-- Input records follows --

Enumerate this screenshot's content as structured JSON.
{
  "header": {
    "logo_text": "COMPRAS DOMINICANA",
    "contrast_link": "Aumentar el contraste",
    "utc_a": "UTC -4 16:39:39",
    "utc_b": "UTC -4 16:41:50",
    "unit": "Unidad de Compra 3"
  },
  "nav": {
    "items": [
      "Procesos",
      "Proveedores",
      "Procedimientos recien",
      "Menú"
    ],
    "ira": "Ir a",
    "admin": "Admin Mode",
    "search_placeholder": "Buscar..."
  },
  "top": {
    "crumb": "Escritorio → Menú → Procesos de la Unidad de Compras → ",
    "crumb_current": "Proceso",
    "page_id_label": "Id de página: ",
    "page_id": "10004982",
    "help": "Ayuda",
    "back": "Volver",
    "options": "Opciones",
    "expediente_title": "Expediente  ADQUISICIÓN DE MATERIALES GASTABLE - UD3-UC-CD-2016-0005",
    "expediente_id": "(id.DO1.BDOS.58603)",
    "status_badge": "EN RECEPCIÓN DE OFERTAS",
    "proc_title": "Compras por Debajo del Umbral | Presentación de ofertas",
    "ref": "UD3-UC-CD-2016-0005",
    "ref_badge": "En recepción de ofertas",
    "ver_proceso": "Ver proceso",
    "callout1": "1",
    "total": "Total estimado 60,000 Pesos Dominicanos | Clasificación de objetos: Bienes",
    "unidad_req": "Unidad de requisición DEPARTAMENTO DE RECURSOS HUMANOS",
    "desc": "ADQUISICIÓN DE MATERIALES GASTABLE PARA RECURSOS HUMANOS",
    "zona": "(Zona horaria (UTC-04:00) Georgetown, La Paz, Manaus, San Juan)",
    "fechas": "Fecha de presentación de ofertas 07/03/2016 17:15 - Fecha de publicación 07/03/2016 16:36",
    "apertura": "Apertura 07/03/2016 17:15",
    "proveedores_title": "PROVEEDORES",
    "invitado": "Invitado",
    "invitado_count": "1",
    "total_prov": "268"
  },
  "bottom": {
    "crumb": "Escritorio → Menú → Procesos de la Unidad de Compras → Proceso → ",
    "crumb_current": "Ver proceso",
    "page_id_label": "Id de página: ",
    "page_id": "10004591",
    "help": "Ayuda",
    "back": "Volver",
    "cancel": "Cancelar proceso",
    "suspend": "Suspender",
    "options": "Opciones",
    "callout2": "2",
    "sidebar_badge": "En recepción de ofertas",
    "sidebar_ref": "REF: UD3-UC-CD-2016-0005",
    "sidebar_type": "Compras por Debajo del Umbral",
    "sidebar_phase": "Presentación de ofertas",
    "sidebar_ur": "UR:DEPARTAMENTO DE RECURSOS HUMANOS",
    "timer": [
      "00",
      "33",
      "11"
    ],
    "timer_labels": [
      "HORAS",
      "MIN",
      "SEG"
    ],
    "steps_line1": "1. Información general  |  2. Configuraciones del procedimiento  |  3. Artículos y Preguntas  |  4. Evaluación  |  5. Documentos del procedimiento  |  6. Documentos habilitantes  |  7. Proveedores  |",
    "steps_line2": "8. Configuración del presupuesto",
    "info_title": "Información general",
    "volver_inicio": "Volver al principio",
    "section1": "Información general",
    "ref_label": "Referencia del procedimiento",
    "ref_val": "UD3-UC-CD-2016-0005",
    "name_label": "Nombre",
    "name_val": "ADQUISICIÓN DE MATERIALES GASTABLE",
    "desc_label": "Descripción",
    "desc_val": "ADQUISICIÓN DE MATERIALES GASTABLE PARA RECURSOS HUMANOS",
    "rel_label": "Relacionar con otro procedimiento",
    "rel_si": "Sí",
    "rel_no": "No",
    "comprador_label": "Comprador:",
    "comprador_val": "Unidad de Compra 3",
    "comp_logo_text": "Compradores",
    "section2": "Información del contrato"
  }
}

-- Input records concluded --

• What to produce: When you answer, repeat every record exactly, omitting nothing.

• Solution for this exercise:
Enumerate this screenshot's content as structured JSON.
{
  "header": {
    "logo_text": "COMPRAS DOMINICANA",
    "contrast_link": "Aumentar el contraste",
    "utc_a": "UTC -4 16:39:39",
    "utc_b": "UTC -4 16:41:50",
    "unit": "Unidad de Compra 3"
  },
  "nav": {
    "items": [
      "Procesos",
      "Proveedores",
      "Procedimientos recien",
      "Menú"
    ],
    "ira": "Ir a",
    "admin": "Admin Mode",
    "search_placeholder": "Buscar..."
  },
  "top": {
    "crumb": "Escritorio → Menú → Procesos de la Unidad de Compras → ",
    "crumb_current": "Proceso",
    "page_id_label": "Id de página: ",
    "page_id": "10004982",
    "help": "Ayuda",
    "back": "Volver",
    "options": "Opciones",
    "expediente_title": "Expediente  ADQUISICIÓN DE MATERIALES GASTABLE - UD3-UC-CD-2016-0005",
    "expediente_id": "(id.DO1.BDOS.58603)",
    "status_badge": "EN RECEPCIÓN DE OFERTAS",
    "proc_title": "Compras por Debajo del Umbral | Presentación de ofertas",
    "ref": "UD3-UC-CD-2016-0005",
    "ref_badge": "En recepción de ofertas",
    "ver_proceso": "Ver proceso",
    "callout1": "1",
    "total": "Total estimado 60,000 Pesos Dominicanos | Clasificación de objetos: Bienes",
    "unidad_req": "Unidad de requisición DEPARTAMENTO DE RECURSOS HUMANOS",
    "desc": "ADQUISICIÓN DE MATERIALES GASTABLE PARA RECURSOS HUMANOS",
    "zona": "(Zona horaria (UTC-04:00) Georgetown, La Paz, Manaus, San Juan)",
    "fechas": "Fecha de presentación de ofertas 07/03/2016 17:15 - Fecha de publicación 07/03/2016 16:36",
    "apertura": "Apertura 07/03/2016 17:15",
    "proveedores_title": "PROVEEDORES",
    "invitado": "Invitado",
    "invitado_count": "1",
    "total_prov": "268"
  },
  "bottom": {
    "crumb": "Escritorio → Menú → Procesos de la Unidad de Compras → Proceso → ",
    "crumb_current": "Ver proceso",
    "page_id_label": "Id de página: ",
    "page_id": "10004591",
    "help": "Ayuda",
    "back": "Volver",
    "cancel": "Cancelar proceso",
    "suspend": "Suspender",
    "options": "Opciones",
    "callout2": "2",
    "sidebar_badge": "En recepción de ofertas",
    "sidebar_ref": "REF: UD3-UC-CD-2016-0005",
    "sidebar_type": "Compras por Debajo del Umbral",
    "sidebar_phase": "Presentación de ofertas",
    "sidebar_ur": "UR:DEPARTAMENTO DE RECURSOS HUMANOS",
    "timer": [
      "00",
      "33",
      "11"
    ],
    "timer_labels": [
      "HORAS",
      "MIN",
      "SEG"
    ],
    "steps_line1": "1. Información general  |  2. Configuraciones del procedimiento  |  3. Artículos y Preguntas  |  4. Evaluación  |  5. Documentos del procedimiento  |  6. Documentos habilitantes  |  7. Proveedores  |",
    "steps_line2": "8. Configuración del presupuesto",
    "info_title": "Información general",
    "volver_inicio": "Volver al principio",
    "section1": "Información general",
    "ref_label": "Referencia del procedimiento",
    "ref_val": "UD3-UC-CD-2016-0005",
    "name_label": "Nombre",
    "name_val": "ADQUISICIÓN DE MATERIALES GASTABLE",
    "desc_label": "Descripción",
    "desc_val": "ADQUISICIÓN DE MATERIALES GASTABLE PARA RECURSOS HUMANOS",
    "rel_label": "Relacionar con otro procedimiento",
    "rel_si": "Sí",
    "rel_no": "No",
    "comprador_label": "Comprador:",
    "comprador_val": "Unidad de Compra 3",
    "comp_logo_text": "Compradores",
    "section2": "Información del contrato"
  }
}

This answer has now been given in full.